Fran Jeffries, Annita Ray (vcl), Ralph Burns, Harry Betts (arr, dir)
Reference: FSR V133 CD
Bar code: 8427328641333
The Best Voices Time Forgot
Collectible Albums by Top Female Vocalists
· Collector's Edition
· 2 Original LPs on 1 CD
· Original Cover Art, Liner Notes
· Complete Personnel Details
· Stereo Recordings
· Newly Remastered in 24-Bit
Fran: Can Really Hang You Up the Most

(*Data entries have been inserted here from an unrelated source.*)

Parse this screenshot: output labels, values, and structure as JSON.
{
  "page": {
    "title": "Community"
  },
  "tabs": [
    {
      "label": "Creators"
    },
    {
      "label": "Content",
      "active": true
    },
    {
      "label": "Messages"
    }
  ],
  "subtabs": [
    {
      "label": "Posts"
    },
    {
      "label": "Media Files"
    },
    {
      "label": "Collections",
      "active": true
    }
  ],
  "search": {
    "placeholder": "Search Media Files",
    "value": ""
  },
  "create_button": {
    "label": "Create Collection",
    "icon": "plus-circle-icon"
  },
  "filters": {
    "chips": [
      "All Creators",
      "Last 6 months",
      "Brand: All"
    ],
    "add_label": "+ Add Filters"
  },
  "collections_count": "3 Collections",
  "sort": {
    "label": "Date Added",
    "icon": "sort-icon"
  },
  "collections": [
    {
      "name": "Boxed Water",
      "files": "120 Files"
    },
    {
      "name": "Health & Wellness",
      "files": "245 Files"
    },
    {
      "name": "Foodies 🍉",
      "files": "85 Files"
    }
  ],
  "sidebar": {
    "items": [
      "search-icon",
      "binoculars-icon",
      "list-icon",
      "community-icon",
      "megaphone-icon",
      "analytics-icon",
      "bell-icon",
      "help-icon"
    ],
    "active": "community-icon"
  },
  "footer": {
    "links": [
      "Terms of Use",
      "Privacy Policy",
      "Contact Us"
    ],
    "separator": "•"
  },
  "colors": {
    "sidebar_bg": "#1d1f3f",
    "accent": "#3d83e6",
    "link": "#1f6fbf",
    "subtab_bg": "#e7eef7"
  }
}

Beauty and talent combined in Fran Jeffries (1937-2016), a complete entertainer with a warm, sultry, distinctive style and complete command of lyrics and melody in every performance. She believed… thought… lived and inhabited the songs. As a singer and entertainer she oozed sexual allure —and more besides— with a persuasiveness that would melt the stoniest of hearts. On her first album, "Fran: Can Really Hang You Up the Most," recorded in 1961, the orchestra conducted and arranged by such a talented bandleader as Ralph Burns provides Fran with the ideal setting to prove that she sounded like no one else. Hollywood also surrendered to the charms of a singer of this range and sophistication, and although her film career was short, she will always be remembered for her stunning performance of Meglio Stas era in the memorable party scene from “The Pink Panther”; and for her suggestive and exciting interpretation of the theme Sex and the Single Girl in the film of the same title.
This is Annita Ray’s first and only album. The former Ray Anthony ‘Bookend’, moved on to become a solo act, and to record in1962 this intimate set that is well within the romantic-ballad idiom. Much of the credit for establishing and maintaining the intimate mood, though, goes to Harry Betts for his warmly pulsing arrangements for string orchestra. The singer chose the songs herself —a mix of upbeat rousers and come-hither scorchers— and they are a perfect match for her surprisingly rangy alto swoon. Not only did she have a keen sense of musicality, she imbued each melody and lyric of an almost breathless intimacy that never descends to the affected. One might guess her voice is not a big one in the sense of power output, but no matter. What she does with her vocal equipment is beyond volume. On I’ll Be Around, for example, she soars away from the melody in perfect taste —a sensitive singer rather than just a pretty-sounding voice.
"Barcelona-based Fresh Sound Records continues its service to jazz fans by coming up with previously obscure and overlooked vocalists that deserve a second and third listen. Here are the latest finds by the Sherlock Holmes of swinging singers.
The latest edition of their THE BEST VOICES TIME FORGOT series features Fran Warren, who actually made her name as a movie star is 60s films like “The Pink Panther”. Her voice is a combination of Doris Day and Rosemary Clooney, backed here by Ralph Burns' orchestra for a delicate and seductive “Isn't It A Pity”, a big bold and brassy “Mine Eyes” and a hip teaming with bass on “No Moon At All”. She gets dramatic on stage versions of “When You Away” and “Spring and Weather” and backed by Count Basie’s orchestra, she is street smart on “Sex and the Single Girl” and snazzy for “The Anniversary Song”. Classy lassie.
It's possible that the Annita Ray may have only put out this one record is because someone heard it and snatched her up. She makes Julie London sound like Pollyanna as she seductively coos out “I Don't Want To Walk Without You” and chucks your chin during “The Heart That Broke Was Mine.” She travels down noir alley for the title tune, and warbles with Harry Betts' guitarist during “Oh, You Crazy Moon” while building up warm embers in her teddy during “I'll Be Around”. Who let her off her leash for this session?!?"
George W. Harris (June 19, 2021)